Now, I am under no illusion that I’m even remotely young anymore, but what the fuckity is passing for a “swimsuit” nowadays? Those college chickadees were nekkid. Butt floss and teeny titty hats, that’s what passes for a swimsuit nowadays, apparently.
It’s nauseating enough to see one or two people wearing those things, but droves and droves of them? Giggling and shrieking and lurching (and hanging out of the teeny titty hats while they totter)…ugh.
Poor Miss D.
It was like she’d landed on some perverted Galapagos Island, forced to study foreign species that she never expected to encounter.
After the first day at the resort (and getting an eyeful), she abandoned any attempt to brave the swimming pool or touch the beach and refused to dunk anything but her feet in the hot tub, which was a wise, wise decision because what went on in that hot tub was epic grossness.
Right around 5pm, H.S. Intoxicatus and H.S. Nakidicus migrated–in droves– from the beach and the swimming pool to congregate in the giant hot tub overlooking the ocean, boozy slushies in hand. They packed into that thing like oversexed sardines, and as the night went on…well, I think you can imagine.
“Damn, this is nasty stuff,” my husband hissed in my ear, as we were attempting to watch the sun set one evening. “How many foreign and sticky bodily fluids are floating around in that thing, do you think?”
“There’s not enough chlorine on the planet,” I replied.
Thus our nickname for that ill fated jacuzzi: The STD Hot Tub Time Machine.
Every night, the STD Hot Tub Time Machine was thrumming.
We avoided it at all cost and even a cursory dunking of the feet caused some heebie jeebies.
All of that flesh on display had another unexpected fallout. After the first full day, Miss D. refused to wear a swimsuit. I packed three (quite age-appropriate) swimsuits for her–swimsuits she used to really like–and she refused to wear any of them. Her body was remaining covered, thank you very much.
You might think I’d be relieved by this show of modesty but truly, I was heartsick. I didn’t want her to feel like she had to hide behind baggy t-shirts.
Perhaps I’m spoiled that my 15-year old daughter still hasn’t decided that her body is fat, or disgusting, or something she needs to eye with hardened scrutiny. I guess that is pretty remarkable. My daughter likes to swim and play beach volleyball and eats food with gusto. I’ve been so lucky in that regard, that she hasn’t been messed up about the way she looks. At least not yet. And every day, I’ve thanked the stars for it.
By the time I was D.’s age, I was well versed in the language of self-loathing and starvation. I lived on Diet Coke, carrot sticks and Dexatrim tablets. I looked in the mirror and hated what I saw.

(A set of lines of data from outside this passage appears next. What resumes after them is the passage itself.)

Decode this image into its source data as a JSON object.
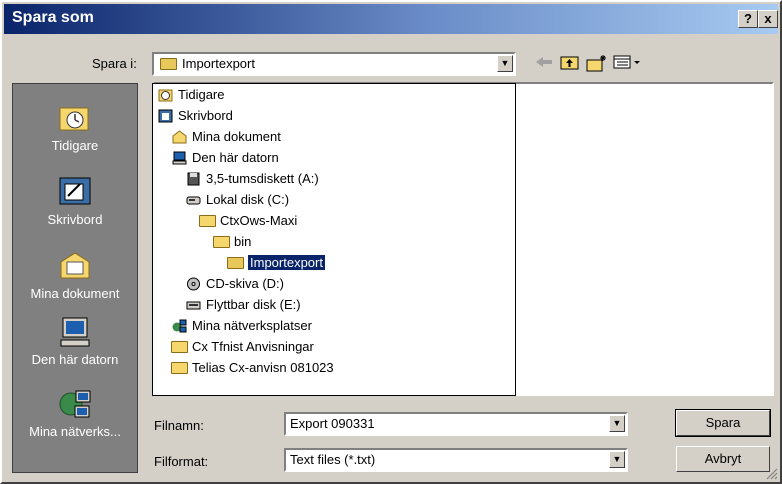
{
  "window": {
    "title": "Spara som",
    "help_label": "?",
    "close_label": "x"
  },
  "lookin": {
    "label": "Spara i:",
    "value": "Importexport"
  },
  "toolbar": {
    "back_icon": "back-arrow-icon",
    "up_icon": "up-folder-icon",
    "new_folder_icon": "new-folder-icon",
    "views_icon": "views-menu-icon"
  },
  "places": [
    {
      "label": "Tidigare",
      "icon": "history-icon"
    },
    {
      "label": "Skrivbord",
      "icon": "desktop-icon"
    },
    {
      "label": "Mina dokument",
      "icon": "my-documents-icon"
    },
    {
      "label": "Den här datorn",
      "icon": "my-computer-icon"
    },
    {
      "label": "Mina nätverks...",
      "icon": "network-places-icon"
    }
  ],
  "dropdown_items": [
    {
      "label": "Tidigare",
      "icon": "history-icon"
    },
    {
      "label": "Skrivbord",
      "icon": "desktop-icon"
    },
    {
      "label": "Mina dokument",
      "icon": "my-documents-icon"
    },
    {
      "label": "Den här datorn",
      "icon": "my-computer-icon"
    },
    {
      "label": "3,5-tumsdiskett (A:)",
      "icon": "floppy-icon"
    },
    {
      "label": "Lokal disk (C:)",
      "icon": "hard-disk-icon"
    },
    {
      "label": "CtxOws-Maxi",
      "icon": "folder-icon"
    },
    {
      "label": "bin",
      "icon": "folder-icon"
    },
    {
      "label": "Importexport",
      "icon": "open-folder-icon",
      "selected": true
    },
    {
      "label": "CD-skiva (D:)",
      "icon": "cd-drive-icon"
    },
    {
      "label": "Flyttbar disk (E:)",
      "icon": "removable-disk-icon"
    },
    {
      "label": "Mina nätverksplatser",
      "icon": "network-places-icon"
    },
    {
      "label": "Cx Tfnist Anvisningar",
      "icon": "folder-icon"
    },
    {
      "label": "Telias Cx-anvisn 081023",
      "icon": "folder-icon"
    }
  ],
  "filename": {
    "label": "Filnamn:",
    "value": "Export 090331"
  },
  "filetype": {
    "label": "Filformat:",
    "value": "Text files (*.txt)"
  },
  "buttons": {
    "save": "Spara",
    "cancel": "Avbryt"
  },
  "colors": {
    "title_bar": "#0a246a",
    "dialog_bg": "#d4d0c8",
    "places_bar": "#808080",
    "selection": "#0a246a"
  }
}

I never wanted that for my daughter. That kind of mentality is insidious and damaging and it distorts everything you see.

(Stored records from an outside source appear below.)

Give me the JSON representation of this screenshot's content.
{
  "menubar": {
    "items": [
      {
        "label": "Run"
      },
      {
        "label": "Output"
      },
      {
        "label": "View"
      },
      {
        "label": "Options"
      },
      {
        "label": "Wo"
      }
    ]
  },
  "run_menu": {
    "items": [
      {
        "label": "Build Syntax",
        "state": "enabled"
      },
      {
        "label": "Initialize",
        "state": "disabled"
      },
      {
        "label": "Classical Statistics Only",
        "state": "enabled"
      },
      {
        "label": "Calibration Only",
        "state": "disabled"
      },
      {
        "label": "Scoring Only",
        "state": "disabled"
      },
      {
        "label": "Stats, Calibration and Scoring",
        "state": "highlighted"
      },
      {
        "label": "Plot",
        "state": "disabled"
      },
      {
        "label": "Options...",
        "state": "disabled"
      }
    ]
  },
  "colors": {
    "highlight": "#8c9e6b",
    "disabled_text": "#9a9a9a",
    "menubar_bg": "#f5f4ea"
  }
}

So I started to worry, and when our three days were up, I gathered our battered family and we hopped a plane home and I prayed to all that is holy that we didn’t ruin everything.
I’m going to cautiously say that we didn’t ruin everything. We maybe ruined three days, but not everything.

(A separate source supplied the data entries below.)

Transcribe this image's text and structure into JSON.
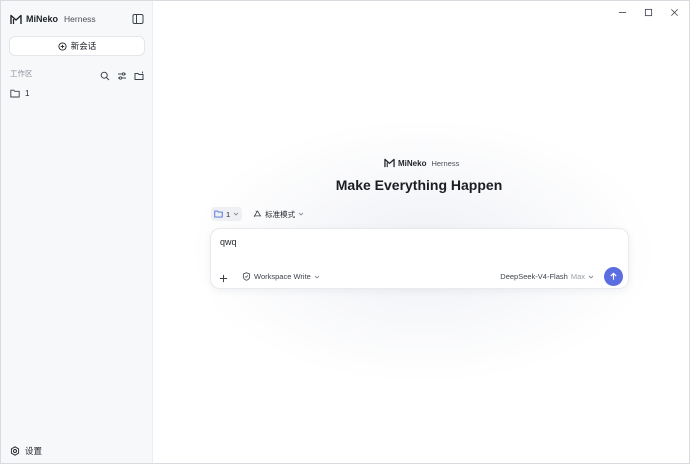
{
  "app": {
    "brand_name": "MiNeko",
    "brand_sub": "Herness"
  },
  "sidebar": {
    "new_chat_label": "新会话",
    "workspace_title": "工作区",
    "folders": [
      {
        "label": "1"
      }
    ],
    "settings_label": "设置"
  },
  "main": {
    "hero_brand_name": "MiNeko",
    "hero_brand_sub": "Herness",
    "hero_title": "Make Everything Happen",
    "workspace_chip": "1",
    "mode_chip": "标准模式",
    "composer": {
      "text": "qwq",
      "permission_label": "Workspace Write",
      "model_label": "DeepSeek-V4-Flash",
      "effort_label": "Max"
    }
  },
  "colors": {
    "accent": "#5b6ee1",
    "sidebar_bg": "#f7f8fa",
    "folder_icon": "#4a6fd8"
  }
}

I’m hopeful, because as soon as our plane hit Colorado soil, both of my girls seemed to revert back to their past, pre-spring-break selves.
The volcanic, snarly tween morphed back into the slightly sullen, moody tween, with her nose in a book.
The body-conscious teenager immediately changed into her pajamas and polished off a plate of scrambled eggs, toast and bacon.
Maybe those kids will be all right.
The parents, however, may be another story.
We’re still recovering.
And we’re locking up those dang suitcases for a long time.